The European Union says that China and Russia have intensified "state-sponsored disinformation" campaigns denigrating Western-developed COVID-19 vaccines while promoting their own.
"The so-called 'vaccine diplomacy' follows a zero-sum game logic" that seeks to "undermine trust in Western-made vaccines, EU institutions, and Western/European vaccination strategies," a report from the strategic communications branch of the EU's external action service said on April 28.
It said that Russian media, authorities, and state companies had united behind pushing the Sputnik V vaccine while using "antagonistic messaging" to accuse the EU of "sabotaging" the Russian jab.
The report said that part of the campaign was to sow distrust in the European Medicines Agency (EMA).
"Pro-Kremlin media outlets, including the official Sputnik V Twitter account, have sought to undermine public trust in the [EMA] and cast doubt on its procedures and political impartiality."
State-backed media has been trying to "sow confusion" over an application for marketing approval by the Russian Sputnik V vaccine in a bid to fuel the narrative that the body had been deliberately delaying giving the green light, the report said.
"Pro-Kremlin outlets have also accused the EMA and the EU in general of political bias against the Russian-made vaccine," it said.
Meanwhile, China is promoting its vaccines as "more suitable for developing countries," including those in the Western Balkans, while deploying "misleading narratives" about the safety of Western vaccines and even on the origin of the coronavirus, the report said.

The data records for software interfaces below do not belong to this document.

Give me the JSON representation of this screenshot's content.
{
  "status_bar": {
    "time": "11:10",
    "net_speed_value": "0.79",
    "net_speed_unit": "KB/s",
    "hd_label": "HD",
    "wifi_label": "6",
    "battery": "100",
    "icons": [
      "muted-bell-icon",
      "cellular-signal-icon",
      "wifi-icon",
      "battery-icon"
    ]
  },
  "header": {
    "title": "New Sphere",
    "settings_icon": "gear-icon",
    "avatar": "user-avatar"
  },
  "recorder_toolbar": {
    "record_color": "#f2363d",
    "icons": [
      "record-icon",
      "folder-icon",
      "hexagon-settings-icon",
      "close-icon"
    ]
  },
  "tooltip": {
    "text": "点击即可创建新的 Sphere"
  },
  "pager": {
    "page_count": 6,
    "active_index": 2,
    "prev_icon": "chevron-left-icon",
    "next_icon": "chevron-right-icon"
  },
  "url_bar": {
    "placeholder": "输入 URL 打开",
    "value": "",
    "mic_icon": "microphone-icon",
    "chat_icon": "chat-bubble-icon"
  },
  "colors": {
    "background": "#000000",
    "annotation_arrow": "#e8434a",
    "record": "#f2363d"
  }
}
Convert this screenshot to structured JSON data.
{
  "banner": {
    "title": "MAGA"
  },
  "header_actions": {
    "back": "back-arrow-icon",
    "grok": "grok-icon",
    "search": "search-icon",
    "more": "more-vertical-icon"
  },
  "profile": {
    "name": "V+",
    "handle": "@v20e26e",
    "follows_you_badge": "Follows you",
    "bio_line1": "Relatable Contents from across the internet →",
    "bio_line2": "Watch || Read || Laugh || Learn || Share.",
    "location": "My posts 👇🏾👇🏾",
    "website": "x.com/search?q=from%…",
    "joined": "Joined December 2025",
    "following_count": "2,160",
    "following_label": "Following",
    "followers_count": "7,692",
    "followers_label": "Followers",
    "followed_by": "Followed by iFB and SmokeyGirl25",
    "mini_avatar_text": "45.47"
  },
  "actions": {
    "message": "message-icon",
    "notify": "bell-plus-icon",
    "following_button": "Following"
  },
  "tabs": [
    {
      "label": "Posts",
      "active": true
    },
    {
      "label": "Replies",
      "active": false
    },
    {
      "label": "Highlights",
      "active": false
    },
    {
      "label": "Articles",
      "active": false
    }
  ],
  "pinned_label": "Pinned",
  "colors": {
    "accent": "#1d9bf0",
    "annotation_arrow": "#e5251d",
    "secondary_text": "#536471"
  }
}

EU member Hungary has broken ranks with the rest of the bloc and has been administering the Russian and Chinese jabs, while Austria and Germany say they are in talks to purchase Sputnik V.
The EMA launched a rolling review of Sputnik V in March. If it gets the regulator's approval it would be the first non-Western coronavirus vaccine authorized for use across the 27-member bloc.
Last month, EU member Slovakia's government collapsed after its former prime minister orchestrated a secret deal to buy 2 million Sputnik V doses, despite disagreements with his coalition partners.